* TASK TO CARRY OUT *
Please copy every line with the string "value" from the entries below.

* TASK MATERIAL *
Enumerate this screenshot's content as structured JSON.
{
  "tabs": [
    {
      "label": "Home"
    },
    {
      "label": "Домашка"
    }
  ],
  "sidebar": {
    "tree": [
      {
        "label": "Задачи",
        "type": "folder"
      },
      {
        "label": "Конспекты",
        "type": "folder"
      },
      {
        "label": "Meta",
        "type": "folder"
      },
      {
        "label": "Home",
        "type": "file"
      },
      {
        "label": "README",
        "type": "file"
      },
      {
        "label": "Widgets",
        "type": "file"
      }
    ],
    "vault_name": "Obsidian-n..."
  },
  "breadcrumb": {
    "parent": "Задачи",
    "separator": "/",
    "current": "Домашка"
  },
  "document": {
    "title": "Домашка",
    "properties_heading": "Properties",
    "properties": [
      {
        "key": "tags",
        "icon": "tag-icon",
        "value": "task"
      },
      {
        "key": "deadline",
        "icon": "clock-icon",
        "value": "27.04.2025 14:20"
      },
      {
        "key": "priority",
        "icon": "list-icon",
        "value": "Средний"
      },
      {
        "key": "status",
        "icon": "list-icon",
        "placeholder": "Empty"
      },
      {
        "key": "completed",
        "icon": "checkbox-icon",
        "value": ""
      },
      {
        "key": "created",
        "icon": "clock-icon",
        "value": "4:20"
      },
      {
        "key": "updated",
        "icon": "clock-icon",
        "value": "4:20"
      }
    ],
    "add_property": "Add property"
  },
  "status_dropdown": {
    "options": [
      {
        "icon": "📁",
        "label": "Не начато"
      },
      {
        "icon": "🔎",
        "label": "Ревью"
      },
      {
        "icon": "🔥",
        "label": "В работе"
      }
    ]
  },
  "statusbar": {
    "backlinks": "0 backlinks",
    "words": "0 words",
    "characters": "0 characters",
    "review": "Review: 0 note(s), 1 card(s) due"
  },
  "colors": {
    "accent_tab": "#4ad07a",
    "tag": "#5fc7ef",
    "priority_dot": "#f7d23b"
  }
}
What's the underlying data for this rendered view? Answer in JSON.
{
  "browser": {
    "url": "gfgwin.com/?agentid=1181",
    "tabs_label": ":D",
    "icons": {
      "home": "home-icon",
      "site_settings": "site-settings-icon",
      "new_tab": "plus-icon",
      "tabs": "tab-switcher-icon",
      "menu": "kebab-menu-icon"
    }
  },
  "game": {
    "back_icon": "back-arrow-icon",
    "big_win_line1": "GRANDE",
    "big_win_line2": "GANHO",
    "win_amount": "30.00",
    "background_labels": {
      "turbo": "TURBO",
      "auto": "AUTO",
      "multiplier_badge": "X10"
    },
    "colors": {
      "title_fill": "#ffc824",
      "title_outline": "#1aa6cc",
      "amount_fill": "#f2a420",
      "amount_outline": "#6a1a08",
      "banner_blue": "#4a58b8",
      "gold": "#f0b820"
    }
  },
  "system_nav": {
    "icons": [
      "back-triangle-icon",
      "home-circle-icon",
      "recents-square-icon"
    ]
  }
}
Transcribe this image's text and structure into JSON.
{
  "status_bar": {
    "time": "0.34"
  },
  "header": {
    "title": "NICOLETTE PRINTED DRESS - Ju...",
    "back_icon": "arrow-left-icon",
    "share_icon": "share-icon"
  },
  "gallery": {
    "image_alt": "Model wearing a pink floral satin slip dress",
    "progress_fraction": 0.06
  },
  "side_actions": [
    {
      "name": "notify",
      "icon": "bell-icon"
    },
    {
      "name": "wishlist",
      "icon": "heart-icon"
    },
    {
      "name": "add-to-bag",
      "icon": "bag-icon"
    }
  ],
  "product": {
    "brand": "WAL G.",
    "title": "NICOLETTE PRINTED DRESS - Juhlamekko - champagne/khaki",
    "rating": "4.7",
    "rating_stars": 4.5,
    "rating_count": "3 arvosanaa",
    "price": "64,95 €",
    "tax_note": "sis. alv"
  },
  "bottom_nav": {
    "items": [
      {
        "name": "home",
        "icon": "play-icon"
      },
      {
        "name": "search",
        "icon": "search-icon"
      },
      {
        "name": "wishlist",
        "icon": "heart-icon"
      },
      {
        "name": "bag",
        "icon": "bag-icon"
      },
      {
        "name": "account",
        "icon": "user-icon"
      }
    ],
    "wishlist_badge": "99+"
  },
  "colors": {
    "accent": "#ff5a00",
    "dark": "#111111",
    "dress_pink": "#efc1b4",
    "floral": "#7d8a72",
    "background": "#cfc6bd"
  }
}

* TASK ANSWER *
        "value": "task"
        "value": "27.04.2025 14:20"
        "value": "Средний"
        "value": ""
        "value": "4:20"
        "value": "4:20"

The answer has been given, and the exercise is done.